But that haptic closeness comes, sometimes, at the expense of meaning. “Easy” is interested in a lot of different kinds of people, but frequently ends up coming to rather simplistic conclusions about the characters in these vignettes, many of whom are in various stages of married crisis. In the first episode, the reversal of traditional gender roles interferes with the sex life of Chernus’ stay-at-home dad and breadwinner Reaser. In the third, a bored father-to-be (Evan Jonigkeit) keeps an increasingly involved side project a secret from his pregnant wife (Aya Cash). In the fourth, a visiting ex-boyfriend (Mauricio Ochmann) throws a shadow over a couple (Castillo and Aislinn Derbez) trying to conceive. In each, “Easy” is more interested in looking than interpreting, in seeing than understanding. And as a result, in some episodes, the characters’ circumstances aren’t excavated; they just remain kind of… there.

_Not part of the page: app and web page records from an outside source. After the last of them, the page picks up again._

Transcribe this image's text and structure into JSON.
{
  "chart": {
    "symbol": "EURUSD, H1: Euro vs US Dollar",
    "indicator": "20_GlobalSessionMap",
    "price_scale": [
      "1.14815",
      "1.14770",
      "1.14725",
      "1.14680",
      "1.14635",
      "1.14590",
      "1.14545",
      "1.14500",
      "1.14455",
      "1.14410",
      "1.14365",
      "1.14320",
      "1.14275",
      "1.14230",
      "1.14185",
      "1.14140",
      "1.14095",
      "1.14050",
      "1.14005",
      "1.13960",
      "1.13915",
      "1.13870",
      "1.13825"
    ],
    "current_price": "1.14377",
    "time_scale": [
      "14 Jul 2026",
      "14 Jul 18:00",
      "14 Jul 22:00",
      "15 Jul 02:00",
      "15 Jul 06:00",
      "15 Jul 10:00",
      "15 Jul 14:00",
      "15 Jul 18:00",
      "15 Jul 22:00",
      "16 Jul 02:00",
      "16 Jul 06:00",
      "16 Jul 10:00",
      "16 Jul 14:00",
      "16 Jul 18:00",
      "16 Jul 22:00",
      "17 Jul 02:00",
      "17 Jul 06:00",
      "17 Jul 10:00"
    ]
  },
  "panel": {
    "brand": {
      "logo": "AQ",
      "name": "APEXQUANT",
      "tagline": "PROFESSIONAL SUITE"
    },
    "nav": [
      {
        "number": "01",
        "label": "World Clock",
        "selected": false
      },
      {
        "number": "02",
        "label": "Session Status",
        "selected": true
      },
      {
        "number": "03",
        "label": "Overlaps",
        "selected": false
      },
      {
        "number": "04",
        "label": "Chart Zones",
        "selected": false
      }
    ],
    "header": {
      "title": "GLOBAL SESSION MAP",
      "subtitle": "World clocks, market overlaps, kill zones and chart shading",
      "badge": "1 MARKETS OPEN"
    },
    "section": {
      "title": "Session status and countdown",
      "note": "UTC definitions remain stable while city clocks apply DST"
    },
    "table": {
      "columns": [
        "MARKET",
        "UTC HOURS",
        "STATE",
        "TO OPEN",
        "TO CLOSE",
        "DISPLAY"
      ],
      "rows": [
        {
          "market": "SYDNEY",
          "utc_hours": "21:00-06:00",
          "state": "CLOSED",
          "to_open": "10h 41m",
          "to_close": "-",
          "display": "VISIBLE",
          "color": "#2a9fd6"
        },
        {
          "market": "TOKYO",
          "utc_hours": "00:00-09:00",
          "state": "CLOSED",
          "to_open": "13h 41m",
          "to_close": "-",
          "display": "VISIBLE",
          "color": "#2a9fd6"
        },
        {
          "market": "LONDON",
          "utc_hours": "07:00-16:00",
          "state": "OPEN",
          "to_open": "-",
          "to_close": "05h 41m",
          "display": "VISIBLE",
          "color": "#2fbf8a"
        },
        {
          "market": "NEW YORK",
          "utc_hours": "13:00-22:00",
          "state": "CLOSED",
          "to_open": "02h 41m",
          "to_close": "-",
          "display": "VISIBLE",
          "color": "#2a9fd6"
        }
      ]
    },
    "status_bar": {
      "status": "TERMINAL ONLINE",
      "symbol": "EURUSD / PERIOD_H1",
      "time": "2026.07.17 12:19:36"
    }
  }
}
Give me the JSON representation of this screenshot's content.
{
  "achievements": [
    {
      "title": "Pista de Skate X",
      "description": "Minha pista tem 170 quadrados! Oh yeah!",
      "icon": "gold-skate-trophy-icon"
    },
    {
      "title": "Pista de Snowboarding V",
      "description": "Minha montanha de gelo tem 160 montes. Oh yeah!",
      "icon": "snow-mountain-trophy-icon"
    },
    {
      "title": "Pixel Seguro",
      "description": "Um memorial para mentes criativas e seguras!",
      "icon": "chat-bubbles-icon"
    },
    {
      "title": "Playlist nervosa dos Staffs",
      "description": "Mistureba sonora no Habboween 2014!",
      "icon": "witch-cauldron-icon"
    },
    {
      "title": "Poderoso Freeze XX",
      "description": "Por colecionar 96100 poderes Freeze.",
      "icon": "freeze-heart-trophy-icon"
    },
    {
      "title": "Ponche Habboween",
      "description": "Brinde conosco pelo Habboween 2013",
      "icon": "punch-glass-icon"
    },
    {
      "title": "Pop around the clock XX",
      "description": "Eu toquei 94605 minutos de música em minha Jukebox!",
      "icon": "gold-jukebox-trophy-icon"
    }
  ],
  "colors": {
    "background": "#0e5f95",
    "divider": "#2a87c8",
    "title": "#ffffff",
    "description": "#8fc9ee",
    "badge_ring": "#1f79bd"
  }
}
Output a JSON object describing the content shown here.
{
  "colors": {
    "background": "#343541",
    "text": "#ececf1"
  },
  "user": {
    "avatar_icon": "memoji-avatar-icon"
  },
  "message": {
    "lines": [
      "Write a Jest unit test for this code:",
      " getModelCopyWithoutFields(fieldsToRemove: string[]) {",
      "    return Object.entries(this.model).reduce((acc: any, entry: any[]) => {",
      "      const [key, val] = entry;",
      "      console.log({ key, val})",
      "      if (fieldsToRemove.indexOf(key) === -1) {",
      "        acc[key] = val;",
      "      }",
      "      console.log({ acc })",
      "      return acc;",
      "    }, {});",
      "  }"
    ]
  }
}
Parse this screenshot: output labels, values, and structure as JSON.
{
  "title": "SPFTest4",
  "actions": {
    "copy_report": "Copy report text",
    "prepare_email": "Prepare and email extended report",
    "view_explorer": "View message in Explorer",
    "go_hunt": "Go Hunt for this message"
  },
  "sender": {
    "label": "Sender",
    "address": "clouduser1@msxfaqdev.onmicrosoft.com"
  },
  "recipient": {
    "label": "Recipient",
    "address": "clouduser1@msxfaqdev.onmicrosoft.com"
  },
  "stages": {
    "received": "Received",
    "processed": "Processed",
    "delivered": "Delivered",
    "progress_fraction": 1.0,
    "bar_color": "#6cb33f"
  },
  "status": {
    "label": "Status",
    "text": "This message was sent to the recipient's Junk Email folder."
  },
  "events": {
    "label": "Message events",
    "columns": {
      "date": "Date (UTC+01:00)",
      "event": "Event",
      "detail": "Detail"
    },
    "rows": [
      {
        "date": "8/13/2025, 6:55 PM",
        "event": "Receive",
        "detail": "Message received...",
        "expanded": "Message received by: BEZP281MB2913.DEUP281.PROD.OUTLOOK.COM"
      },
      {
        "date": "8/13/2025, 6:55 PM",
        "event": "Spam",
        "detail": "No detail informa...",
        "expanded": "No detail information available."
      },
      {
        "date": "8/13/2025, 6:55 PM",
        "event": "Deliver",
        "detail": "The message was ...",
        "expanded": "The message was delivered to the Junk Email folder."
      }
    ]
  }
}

There is a way in which that makes very captivating viewing. “Controlada,” the fourth episode of “Easy,” is entirely in Spanish, and climaxes — pun intended — with unexpected ruthlessness. “Vegan Cinderella,” the second episode, follows two young queer women who hook up at a concert, and their inevitable emotional rollercoaster of moving from crushing to dating. “Vegan Cinderella” is the first episode of the series that truly feels like Chicago, and when “Easy” locates that sense of place, it’s unnervingly atmospheric, from the perpetually gray days of midwinter to the unexpected beauty of Midwestern snowfall.
“Easy” is probably meant to indicate the sexual freedom of the show, which portrays sex with a loving, curious abandon that is its own special skill. But it also speaks to indicate Swanberg’s ease with this type of intimacy, and his ability to reproduce and/or update his style for the Netflix format. And yet one wishes that Swanberg had tried a bit harder to get out of his intimate, meandering comfort zone. It would be interesting to see what Swanberg would produce if he gave himself a more difficult challenge.